Presentation on theme: "Autism and Employment Greater Manchester Autism Consortium"— Presentation transcript:
1Autism and Employment Greater Manchester Autism Consortium Planning for success: Investing inthe futureWednesday 21st May 2014
2socialeyesThe Socialeyes project was delivered as a joint venture between Stockport Metropolitan Borough Council and Pure Innovations. It ran between September and December 2013.Delivery was planned using the National Autistic Society Resource Socialeyes: Exploring the social world with people on the autism spectrum. This resource was developed alongside people on the autism spectrum, it identifies eight social skills that people may have difficulties with and provides opportunities for them to work on strategies for overcoming those difficulties.
3socialeyesDelivery was through a range of group based activities, DVD, facilitated group discussion and individual discussion.
4socialeyes Starting a conversation Eye contact Personal space Taking turns in a conversationKeeping on topicTalking about interestsSensitive topicsEnding a conversation
5socialeyes Things I’m Pleased about: socialeyesThings I’m Pleased about:Facilitators talked to me as me, didn’t talk down to meGetting outMeeting different peopleHelped me understand my disability more – usually guarded about itMore aware of others – no two people with the condition are the sameMade me look at different work ideas for the futureGood to meet other people who have Asperger’s – I don’t really know anyone elseKeeping in mind the wholeness of the course in the back of my head. Not saying it out loud, but thinking about itRelaxed – comfortable to mixThings I’m concerned about:People don’t understand how huge Asperger’s is and the differences between people

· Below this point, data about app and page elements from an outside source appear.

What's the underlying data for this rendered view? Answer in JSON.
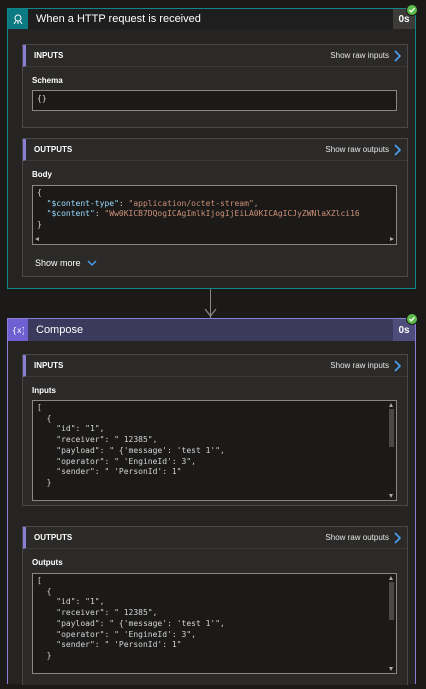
{
  "trigger": {
    "title": "When a HTTP request is received",
    "duration": "0s",
    "inputs": {
      "section_title": "INPUTS",
      "raw_link": "Show raw inputs",
      "schema_label": "Schema",
      "schema_value": "{}"
    },
    "outputs": {
      "section_title": "OUTPUTS",
      "raw_link": "Show raw outputs",
      "body_label": "Body",
      "body_lines": {
        "l1": "{",
        "l2_key": "\"$content-type\"",
        "l2_val": "\"application/octet-stream\",",
        "l3_key": "\"$content\"",
        "l3_val": "\"Ww0KICB7DQogICAgImlkIjogIjEiLA0KICAgICJyZWNlaXZlci16",
        "l4": "}"
      }
    },
    "show_more": "Show more"
  },
  "compose": {
    "title": "Compose",
    "duration": "0s",
    "inputs": {
      "section_title": "INPUTS",
      "raw_link": "Show raw inputs",
      "field_label": "Inputs",
      "lines": {
        "l1": "[",
        "l2": "  {",
        "l3_key": "\"id\"",
        "l3_val": "\"1\",",
        "l4_key": "\"receiver\"",
        "l4_val": "\" 12385\",",
        "l5_key": "\"payload\"",
        "l5_val": "\" {'message': 'test 1'\",",
        "l6_key": "\"operator\"",
        "l6_val": "\" 'EngineId': 3\",",
        "l7_key": "\"sender\"",
        "l7_val": "\" 'PersonId': 1\"",
        "l8": "  }"
      }
    },
    "outputs": {
      "section_title": "OUTPUTS",
      "raw_link": "Show raw outputs",
      "field_label": "Outputs",
      "lines": {
        "l1": "[",
        "l2": "  {",
        "l3_key": "\"id\"",
        "l3_val": "\"1\",",
        "l4_key": "\"receiver\"",
        "l4_val": "\" 12385\",",
        "l5_key": "\"payload\"",
        "l5_val": "\" {'message': 'test 1'\",",
        "l6_key": "\"operator\"",
        "l6_val": "\" 'EngineId': 3\",",
        "l7_key": "\"sender\"",
        "l7_val": "\" 'PersonId': 1\"",
        "l8": "  }"
      }
    }
  },
  "colors": {
    "trigger_accent": "#0f868a",
    "compose_accent": "#6f5fd1",
    "success": "#5bbb4a",
    "link_arrow": "#4fa3f7"
  }
}
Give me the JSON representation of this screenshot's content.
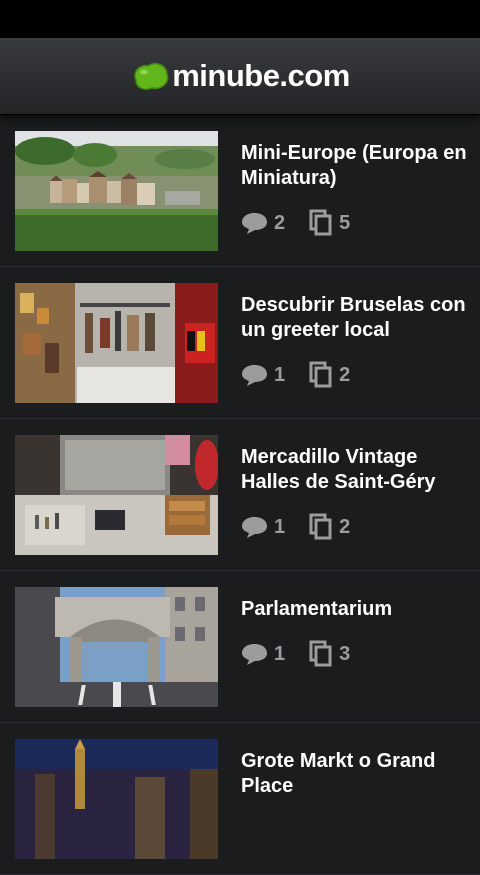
{
  "header": {
    "brand": "minube.com"
  },
  "items": [
    {
      "title": "Mini-Europe (Europa en Miniatura)",
      "comments": "2",
      "photos": "5",
      "theme": "miniature"
    },
    {
      "title": "Descubrir Bruselas con un greeter local",
      "comments": "1",
      "photos": "2",
      "theme": "shop"
    },
    {
      "title": "Mercadillo Vintage Halles de Saint-Géry",
      "comments": "1",
      "photos": "2",
      "theme": "market"
    },
    {
      "title": "Parlamentarium",
      "comments": "1",
      "photos": "3",
      "theme": "street"
    },
    {
      "title": "Grote Markt o Grand Place",
      "comments": "",
      "photos": "",
      "theme": "night"
    }
  ],
  "colors": {
    "brand_green": "#62b51b",
    "meta_gray": "#9b9c9e",
    "background": "#1b1c1e"
  },
  "icons": {
    "comment": "speech-bubble-icon",
    "photos": "photo-stack-icon"
  }
}
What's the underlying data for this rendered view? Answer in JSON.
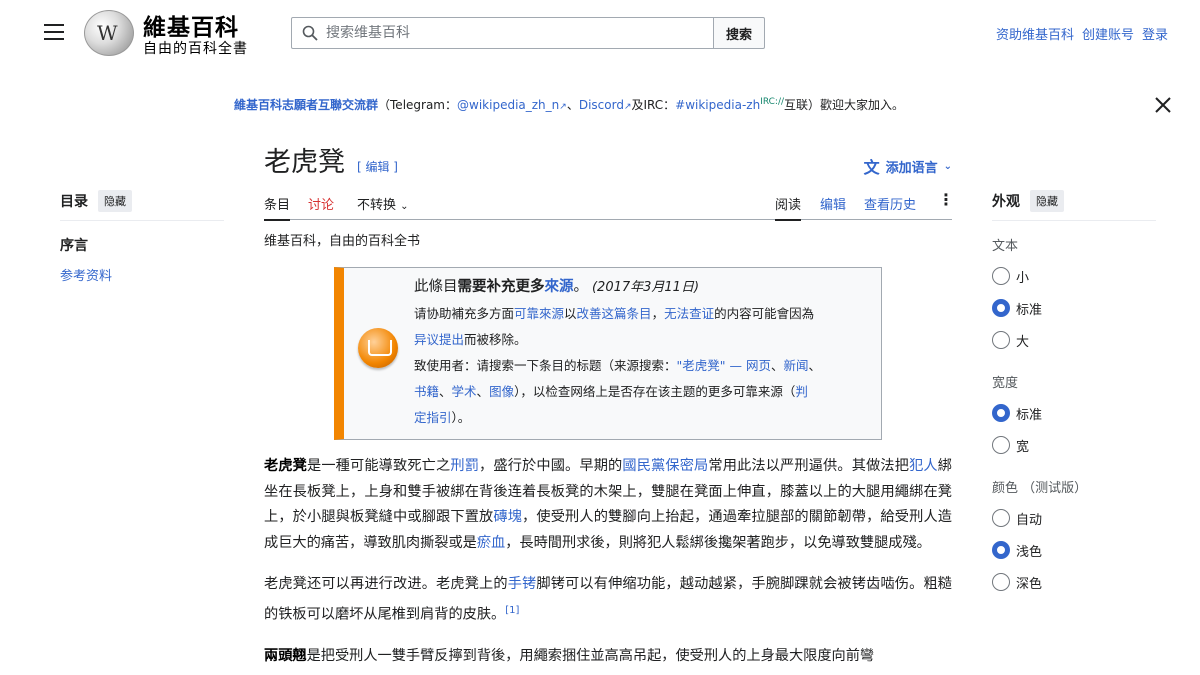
{
  "header": {
    "logo_title": "維基百科",
    "logo_subtitle": "自由的百科全書",
    "search_placeholder": "搜索维基百科",
    "search_button": "搜索",
    "user_links": [
      "资助维基百科",
      "创建账号",
      "登录"
    ]
  },
  "sitenotice": {
    "group_link": "維基百科志願者互聯交流群",
    "open_paren": "（Telegram：",
    "telegram": "@wikipedia_zh_n",
    "sep1": "、",
    "discord": "Discord",
    "and_irc": "及IRC：",
    "irc": "#wikipedia-zh",
    "irc_sup": "IRC://",
    "tail": "互联）歡迎大家加入。"
  },
  "toc": {
    "title": "目录",
    "hide": "隐藏",
    "items": [
      "序言",
      "参考资料"
    ]
  },
  "article": {
    "title": "老虎凳",
    "edit_link": "[ 编辑 ]",
    "add_languages": "添加语言",
    "tabs_left": [
      "条目",
      "讨论",
      "不转换"
    ],
    "tabs_right": [
      "阅读",
      "编辑",
      "查看历史"
    ],
    "tagline": "维基百科，自由的百科全书"
  },
  "ambox": {
    "title_prefix": "此條目",
    "title_bold": "需要补充更多",
    "title_link": "來源",
    "title_suffix": "。",
    "date": "(2017年3月11日)",
    "l2_a": "请协助補充多方面",
    "l2_link1": "可靠來源",
    "l2_b": "以",
    "l2_link2": "改善这篇条目",
    "l2_c": "，",
    "l2_link3": "无法查证",
    "l2_d": "的内容可能會因為",
    "l3_link": "异议提出",
    "l3_tail": "而被移除。",
    "l4_a": "致使用者：请搜索一下条目的标题（来源搜索：",
    "l4_link1": "\"老虎凳\"",
    "l4_b": " — ",
    "l4_link2": "网页",
    "l4_link3": "新闻",
    "l5_link1": "书籍",
    "l5_link2": "学术",
    "l5_link3": "图像",
    "l5_tail": "），以检查网络上是否存在该主题的更多可靠来源（",
    "l5_link4": "判",
    "l6_link": "定指引",
    "l6_tail": "）。"
  },
  "paragraphs": {
    "p1_bold": "老虎凳",
    "p1_a": "是一種可能導致死亡之",
    "p1_link1": "刑罰",
    "p1_b": "，盛行於中國。早期的",
    "p1_link2": "國民黨保密局",
    "p1_c": "常用此法以严刑逼供。其做法把",
    "p1_link3": "犯人",
    "p1_d": "綁坐在長板凳上，上身和雙手被綁在背後连着長板凳的木架上，雙腿在凳面上伸直，膝蓋以上的大腿用繩綁在凳上，於小腿與板凳縫中或腳跟下置放",
    "p1_link4": "磚塊",
    "p1_e": "，使受刑人的雙腳向上抬起，通過牽拉腿部的關節韌帶，給受刑人造成巨大的痛苦，導致肌肉撕裂或是",
    "p1_link5": "瘀血",
    "p1_f": "，長時間刑求後，則將犯人鬆綁後攙架著跑步，以免導致雙腿成殘。",
    "p2_a": "老虎凳还可以再进行改进。老虎凳上的",
    "p2_link": "手铐",
    "p2_b": "脚铐可以有伸缩功能，越动越紧，手腕脚踝就会被铐齿啮伤。粗糙的铁板可以磨坏从尾椎到肩背的皮肤。",
    "p2_ref": "[1]",
    "p3_bold": "兩頭翹",
    "p3_a": "是把受刑人一雙手臂反擰到背後，用繩索捆住並高高吊起，使受刑人的上身最大限度向前彎"
  },
  "appearance": {
    "title": "外观",
    "hide": "隐藏",
    "text_label": "文本",
    "text_options": [
      "小",
      "标准",
      "大"
    ],
    "width_label": "宽度",
    "width_options": [
      "标准",
      "宽"
    ],
    "color_label": "颜色 （测试版）",
    "color_options": [
      "自动",
      "浅色",
      "深色"
    ]
  }
}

6socialeyes Things I have tried: Not to go around in circles Talking to people, bearing in mind not to go around the housesStanding at arms lengthStanding at arm’s length – especially with womenTo look at people when I talk to them, I think about it all the time.Learnt:Stick to the point (Have you in the back of my head, and my mum)It’s a hidden disability, people can’t see stumbling blocksI tend to just blurt things outThe anxiety I feel in social situations can lead to being seen as secretiveTo mix without tensionsCommon interests are good and help to make conversationTo start being confident againStill learning about what Autism isRecommendations:Possibly a mixed groupPeople need to commit so they don’t forget and the group can gel.
7Let’s talk Autism in the Workplace BREAKFAST SEMINARS Imperial War Museum 14th June Cheadle House Stockport 5th July 2013
11Some facts about Autism and Employment Only 15% of people with autism are in full time employmentA further 9% are in part time employmentThat is compared to 31% of people across all disabilities in full time employment
13Some facts about Autism and Employment More than a quarter of graduates with autism are unemployed. That is the highest rate of any group of people with disabilities nationallyOnly 10% of people with autism receive support in finding work but 53% would like it37% of adults with autism have never had a paid job after the age of 16 and 41% of people over the age of 55 have spent a period of more than 10 years without a paid job* Statistics taken from “I Exist” and AGCAS website
15Next steps We don’t expect anyone to be an expert in autism. But can you do one of the following?Look at your workplace and see what you can do to make the environment “autism friendly”Look at your policies on recruitment/interview/internships etc.Make a follow-up appointment with usThanks!